There’s a new game in town, though, and they call themselves Franglish.
While I’ve been wedded to the name franglais for awhile, I have to admit that “franglish” is actually a more equitable term (Francais + English = both languages represented in the word).
Franglish is also a new language exchange event taking place in bars across Paris each week. Brainchild of Nicolas Saurel and Steven Annonziata, two childhood friends from France who studied in the UK, Franglish offers the opportunity to practice both languages in a laid-back environment.
The idea, of course, is not to mix the two in the same sentence, as I often do. The set up is one-on-one conversation on even terrain: 7 minutes in French. 7 minutes in English. Switch partners and repeat.

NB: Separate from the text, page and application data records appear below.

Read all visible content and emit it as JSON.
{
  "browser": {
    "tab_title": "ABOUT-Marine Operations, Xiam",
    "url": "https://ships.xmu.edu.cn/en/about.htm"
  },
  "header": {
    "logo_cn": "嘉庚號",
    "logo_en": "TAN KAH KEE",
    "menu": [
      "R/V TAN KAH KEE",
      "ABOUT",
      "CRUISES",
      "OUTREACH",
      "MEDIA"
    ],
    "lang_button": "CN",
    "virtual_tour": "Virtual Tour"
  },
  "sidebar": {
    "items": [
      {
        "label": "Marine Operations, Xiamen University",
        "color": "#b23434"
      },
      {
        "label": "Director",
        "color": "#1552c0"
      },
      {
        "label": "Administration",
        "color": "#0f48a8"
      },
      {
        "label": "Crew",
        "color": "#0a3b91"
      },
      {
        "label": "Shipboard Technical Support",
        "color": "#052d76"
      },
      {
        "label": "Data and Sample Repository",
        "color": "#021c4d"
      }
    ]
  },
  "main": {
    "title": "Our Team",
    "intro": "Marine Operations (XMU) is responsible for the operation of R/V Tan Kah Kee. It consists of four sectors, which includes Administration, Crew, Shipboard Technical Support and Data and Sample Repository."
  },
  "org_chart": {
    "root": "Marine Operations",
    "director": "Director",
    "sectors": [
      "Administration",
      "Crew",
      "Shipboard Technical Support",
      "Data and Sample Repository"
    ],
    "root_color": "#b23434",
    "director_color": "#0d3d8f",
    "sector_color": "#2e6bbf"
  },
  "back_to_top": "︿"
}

Curious as to whether this was a straightforward language exchange or some form of bilingual speed dating, I made my way to L’Autre Cafe in the 11th where Franglish holds its Sunday events. I steeled myself for awkwardness as it seemed a distinct possibility: Talking to strangers? Shifting languages? Time limit? (Ack!)
Turns out, I had a whole lot of fun. The vibe was relaxed and the crowd casual. This type of event obviously draws open-minded folks who like to talk to people from different backgrounds. Everyone knows there will be varying levels, so pressure is nil.
For 10 euros, you get entrance into the event, a drink, and (at least) 2 hours of bilingual conversation (people seem to linger).
Then you start in on the conversational exchange. You’re assigned a table in the beginning, and depending on how they organize it, you either stay put after the 14 minutes or move to another table. (The first time it was the Francophones who switched each time. My second visit to a new venue in the 19th, I switched).
There’s no guessing game. The organizers tell you when to change languages and where to go next. This keeps the main focus of the evening on simply conversing (I had 5 conversation partners each time).
You know me: I love getting insights into different people and learning new things. I talked to an entrepreneur, a race car mechanic, a director of a lingerie company, and an embroidery artist who has worked for Jean-Paul Gaultier, just to name a few.
As always, it’s easier to talk to some people more than others, but as a writer, every chat is a boon. A lanky Parisian revealed some sketchy information about himself, but I just thought: Whoa! I can’t believe he he just told me that! and secretly took notes.
And with shy Olivier, I had to take charge of the conversation. But as soon as I learned he handled customer complaints at the post office, it was pretty easy to find something to talk about. (Poor Olivier! How could he know that La Poste is my nemesis? Good news, though: they’re totally revamping and are even offering complaint lines in English now – the reason he’s trying to improve!)
But what you really want to know: Is it speed dating or not?
Well, not really (notice the noncommittal answer).
Speed-dating’s not the organizers’ intention. (I asked). As Steven told me, it’s like any event – sometimes people click. But they don’t set about gearing the event that way.
Indeed. Talking to a middle-aged woman about her family and favorite books was nice, but not a love match, for example.
And this, of course, is what makes the event work. No pressure. Just relaxed possibility. After the first event, I went to dinner with 5 other participants – a spontaneous continuation of the evening. It was an easy way to meet new people – low-key socializing with some added language practice to boot.
The only downside also points to a positive. The bars where Franglish holds their events can get quite loud, sometimes making it hard to hear your partner. But we persevere. Really the noise level means the event’s a success: the buzz of animated conversation and laughter in a fun combination of tongues.
For more information about Franglish, visit their website. Events currently take place Tuesday, Thursday, and Sunday evenings. Sign-up is required to participate.